Gold price finely poised as traders gear up for belated jobs report
The gold price consolidated last week's strong gains on Monday, continuing to hover around the $1,320 an ounce level as traders geared up for tomorrow's belated release of US employment numbers.
In early afternoon trade on the Comex market in New York December gold futures changed hands at $1,315.90 up slightly from Friday's close but off its highs for the day of $1,323.80.
Volumes were particularly light with only 40% of the average daily number of contracts of around 170,000 traded by 2pm EDT indicating caution ahead of a number of big economic numbers out this week.
Monthly US nonfarm-payrolls data will be released on Tuesday, after being delayed during the two-week US government shutdown.
US Federal Reserve Chairman Ben Bernanke has vowed that at the first signs of a solid economic recovery in the US, the bank will start tapering its stimulus program, but surprised markets in September when it kept the spigot open.
The Fed is eager to throttle back asset purchases running at $85 billion a month under its quantitative easing or QE program and the jobs number is a key consideration for the US central bank on whether to dial back or not.
The employment numbers can have a strong impact on the gold price and the value of the dollar, which usually move in opposite directions.

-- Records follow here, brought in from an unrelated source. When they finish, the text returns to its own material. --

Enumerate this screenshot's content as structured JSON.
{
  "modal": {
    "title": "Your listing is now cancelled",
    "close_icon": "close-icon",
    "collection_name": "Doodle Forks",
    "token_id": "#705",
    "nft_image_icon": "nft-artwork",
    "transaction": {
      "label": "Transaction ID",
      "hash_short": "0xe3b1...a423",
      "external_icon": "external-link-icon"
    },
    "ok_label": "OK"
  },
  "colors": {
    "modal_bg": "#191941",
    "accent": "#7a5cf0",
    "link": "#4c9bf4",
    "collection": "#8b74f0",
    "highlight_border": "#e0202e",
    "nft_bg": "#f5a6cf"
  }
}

Chicago Fed president Charles Evans on Monday "all but ruled out" a change in policy at the bank's October meeting given the lack of economic data from the federal government shutdown:
Asked in an interview about a move at the final meeting for the year in December, Evans replied: "I think we need a couple of good labor reports and evidence of increasing GDP growth and it is probably going to take a few months to sort that one out."
The Fed's ultra-loose monetary policy is set to top $4 trillion by the end of the year and all that easy money inundating financial market has burnished gold's reputation as a hedge against inflation and a storer of wealth.
The gold price has increased more than 50% since QE1 when the ruling price was $837 an ounce.